Tomorrowland Never Dies
Handy, Bruce. “Tomorrowland Never Dies.” Vanity Fair, March 2000: -, “Society” section.

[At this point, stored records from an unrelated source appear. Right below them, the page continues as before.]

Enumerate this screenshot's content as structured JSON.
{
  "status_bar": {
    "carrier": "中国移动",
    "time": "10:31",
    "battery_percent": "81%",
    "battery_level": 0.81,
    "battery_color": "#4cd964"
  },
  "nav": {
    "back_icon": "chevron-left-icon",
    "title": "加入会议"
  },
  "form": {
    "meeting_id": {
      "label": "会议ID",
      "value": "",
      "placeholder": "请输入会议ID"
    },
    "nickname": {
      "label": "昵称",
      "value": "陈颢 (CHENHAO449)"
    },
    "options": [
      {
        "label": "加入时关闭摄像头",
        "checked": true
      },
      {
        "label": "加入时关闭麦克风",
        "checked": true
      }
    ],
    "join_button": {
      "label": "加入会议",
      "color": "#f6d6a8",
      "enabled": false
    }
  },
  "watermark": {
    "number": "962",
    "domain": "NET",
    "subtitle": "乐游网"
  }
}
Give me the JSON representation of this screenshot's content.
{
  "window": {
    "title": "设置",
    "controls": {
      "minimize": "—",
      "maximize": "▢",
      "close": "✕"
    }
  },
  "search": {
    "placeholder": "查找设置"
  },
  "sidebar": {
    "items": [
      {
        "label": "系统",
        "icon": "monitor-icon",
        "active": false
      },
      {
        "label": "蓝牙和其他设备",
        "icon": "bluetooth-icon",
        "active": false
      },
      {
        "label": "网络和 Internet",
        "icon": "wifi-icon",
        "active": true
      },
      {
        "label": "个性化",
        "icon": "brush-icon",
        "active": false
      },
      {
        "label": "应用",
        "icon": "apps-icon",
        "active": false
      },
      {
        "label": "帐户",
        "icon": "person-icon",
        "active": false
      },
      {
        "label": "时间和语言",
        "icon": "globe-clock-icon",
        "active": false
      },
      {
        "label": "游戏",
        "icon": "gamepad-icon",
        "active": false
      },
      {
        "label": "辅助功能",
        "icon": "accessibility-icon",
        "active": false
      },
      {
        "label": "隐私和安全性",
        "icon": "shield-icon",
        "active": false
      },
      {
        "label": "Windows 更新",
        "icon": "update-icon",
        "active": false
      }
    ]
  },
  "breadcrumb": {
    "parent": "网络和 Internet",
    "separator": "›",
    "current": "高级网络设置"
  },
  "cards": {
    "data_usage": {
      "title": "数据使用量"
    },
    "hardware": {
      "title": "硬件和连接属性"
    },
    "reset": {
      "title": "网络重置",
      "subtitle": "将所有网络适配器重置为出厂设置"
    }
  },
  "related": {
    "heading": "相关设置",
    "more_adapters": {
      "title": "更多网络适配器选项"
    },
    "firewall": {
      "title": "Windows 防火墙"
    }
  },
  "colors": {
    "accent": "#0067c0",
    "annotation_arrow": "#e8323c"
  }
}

”By the future,” HB means “an imagined destination, a vision, as opposed to the eventuality that rolls around whether we want it to or not” (116). “Until the 60s, America’s visions of the future were optimistic, unironic, and really pretty cool. Well, that future has more or less arrived, and what we’re left with is a nostalgia for those space-age mid-century dreams—the semi-kitsch echoes of Tomorrowland, The Jetsons, and the 1939 New York World’s Fair” (summary under title on first page of essay). Usefully contrast Walt Disney’s Tomorrowland and its DisneyCorp successor, which incorporates elements of Buck Rogers, Tim Burton’s BATMAN, STAR WARSJules Verne’s and Disney’s 20,000 Leagues Under the Sea (114). Other useful contrasts: The futuristic General Motors Futurama vision of America in 1960 vs. Matt Groening’s retro-futuristic Futurama show on Fox TV (q.v., under Drama); METROPOLIS vs. STAR WARS as a kind of transitional work, and more so BLADE RUNNER, “the Birth of a Nation of retro-futurism.” See pp. 122-23 of this essay for GATTACA, FIFTH ELEMEN], THE BICENTENNIAL MAN (1999 film), BRAZIL, the MAD MAX series, THE MATRIX, 12 MONKEYS, SLEEPER, THINGS TO COME, TRON (1982) the new VW Beetle, the iMac computer design as based on The JETSONS, and the Encounter Restaurant, “the quintessential Southern California restaurant of the 1990s,” which turned “an authentically forward-looking work into a phony version of what it already was (122-23; films listed under Drama). See for retro-futurism’s appeal in the Jetsonian “comforting portrayal of the future that’s nostalgic” and “The difference between genuine futurism and retro-futurism” as “the difference between what the future once man to people and what it doesn’t mean now”—which, we add, seems very important for Modernism vs. postmodernism as styles and world-views. CAUTION: Except insofar as “The child is father to the man,” the Bruce Willis character in 12 MONKEYS doesn’t turn “out to be his own father”—or, not unless we missed something important in the film (122).
RDE, Title, 28Aug19